Finding faith to stand up for justice
Tuesday, March 23
When Esther’s maids and her eunuchs came and told her, the queen was deeply distressed; she sent garments to clothe Mordecai, so that he might take off his sackcloth; but he would not accept them. Then Esther called for Hathach, one of the king’s eunuchs, who had been appointed to attend her, and ordered him to go to Mordecai to learn what was happening and why. Hathach went out to Mordecai in the open square of the city in front of the king’s gate, and Mordecai told him all that had happened to him, and the exact sum of money that Haman had promised to pay into the king’s treasuries for the destruction of the Jews. Mordecai also gave him a copy of the written decree issued in Susa for their destruction, that he might show it to Esther, explain it to her, and charge her to go to the king to make supplication to him and entreat him for her people. Hathach went and told Esther what Mordecai had said. Then Esther spoke to Hathach and gave him a message for Mordecai, saying, “All the king’s servants and the people of the king’s provinces know that if any man or woman goes to the king inside the inner court without being called, there is but one law—all alike are to be put to death. Only if the king holds out the golden scepter to someone, may that person live. I myself have not been called to come into the king for thirty days.” When they told Mordecai what Esther had said, Mordecai told them to reply to Esther, “Do not think that in the king’s palace you will escape any more than all the other Jews. For if you keep silence at such a time as this, relief and deliverance will rise for the Jews from another quarter, but you and your father’s family will perish. Who knows? Perhaps you have come to royal dignity for just such a time as this.” Then Esther said in reply to Mordecai, “Go, gather all the Jews to be found in Susa, and hold a fast on my behalf, and neither eat nor drink for three days, night or day. I and my maids will also fast as you do. After that I will go to the king, though it is against the law; and if I perish, I perish.” — Esther 4:4–16

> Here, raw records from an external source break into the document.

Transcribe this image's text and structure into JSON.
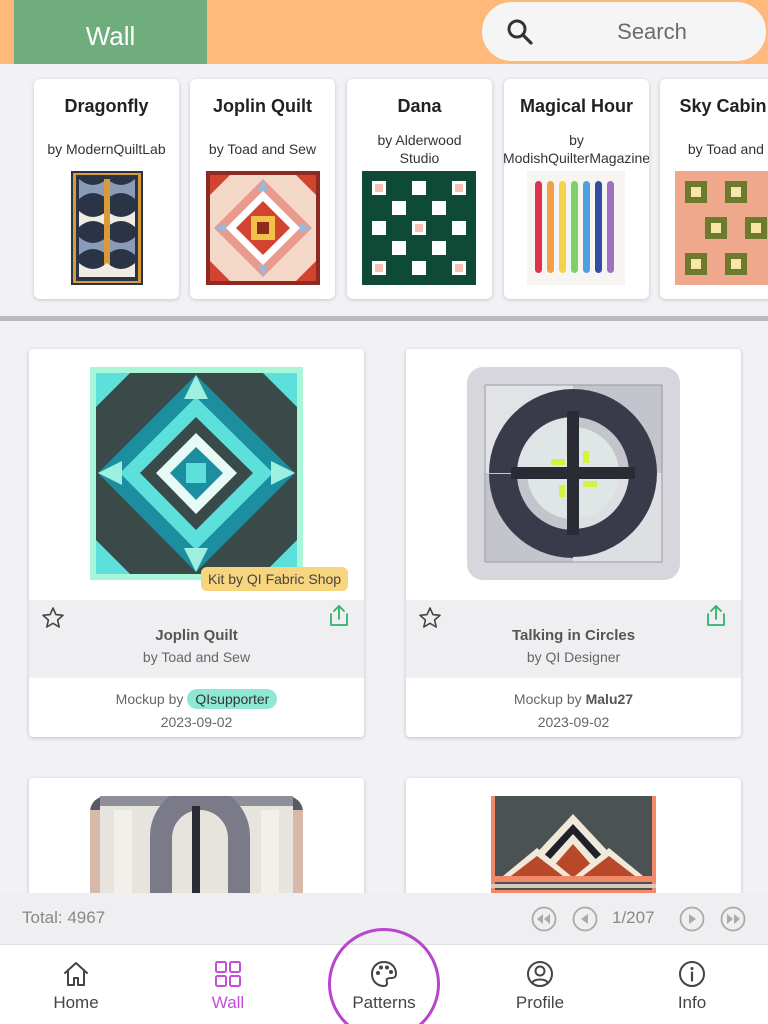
{
  "header": {
    "tab_label": "Wall",
    "search_placeholder": "Search"
  },
  "featured": [
    {
      "title": "Dragonfly",
      "author": "by ModernQuiltLab",
      "icon": "quilt-thumbnail"
    },
    {
      "title": "Joplin Quilt",
      "author": "by Toad and Sew",
      "icon": "quilt-thumbnail"
    },
    {
      "title": "Dana",
      "author": "by Alderwood\nStudio",
      "icon": "quilt-thumbnail"
    },
    {
      "title": "Magical Hour",
      "author": "by\nModishQuilterMagazine",
      "icon": "quilt-thumbnail"
    },
    {
      "title": "Sky Cabin Q",
      "author": "by Toad and S",
      "icon": "quilt-thumbnail"
    }
  ],
  "cards": [
    {
      "title": "Joplin Quilt",
      "author": "by Toad and Sew",
      "kit_badge": "Kit by QI Fabric Shop",
      "mockup_prefix": "Mockup by",
      "mockup_user": "QIsupporter",
      "date": "2023-09-02"
    },
    {
      "title": "Talking in Circles",
      "author": "by QI Designer",
      "mockup_prefix": "Mockup by",
      "mockup_user": "Malu27",
      "date": "2023-09-02"
    }
  ],
  "pagination": {
    "total": "Total: 4967",
    "page": "1/207"
  },
  "nav": [
    {
      "label": "Home",
      "icon": "home-icon"
    },
    {
      "label": "Wall",
      "icon": "grid-icon",
      "active": true
    },
    {
      "label": "Patterns",
      "icon": "palette-icon"
    },
    {
      "label": "Profile",
      "icon": "profile-icon"
    },
    {
      "label": "Info",
      "icon": "info-icon"
    }
  ],
  "colors": {
    "header": "#ffb97a",
    "wall_tab": "#6fae7c",
    "active_nav": "#c24fd6",
    "share_icon": "#2fb36a",
    "kit_badge": "#f7d47e",
    "mockup_pill": "#8fe8d6"
  }
}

I love the book of Esther, especially this chapter as it
tells us a story of a young woman whom God calls to do something extraordinary, but she is struggling with fears and doubts. Ultimately, she overcomes her apprehensions, puts her faith in God and starts living into what God has called her to do — to stand up for what is right and save her people.
Many of us can identify with Esther. Many of us fear stepping out of our comfort zone to stand up for what is right. But like Esther, we must overcome our fears and step out of our comfort zone because the world needs us. Every day we watch in horror as another Black person is gunned down by the police. Children are locked in cages like animals in detention centers. Just recently, too, we had to witness in our country voter suppression tactics to keep people from exercising their right to vote as citizens of the United States. This isn’t right. We have to do something about it.
This Lent, as we explore the ways to shalom, we must remember Esther’s example and live into our calling to be liberators. Why? It’s because our people need us.
Lord, like Esther many of us are scared to speak up. We have families to care for and households to maintain. But just as Esther overcame her fears, we must too. Lord, help us to step out in faith and move forward in our call to seek justice. In Christ’s name we pray. Amen.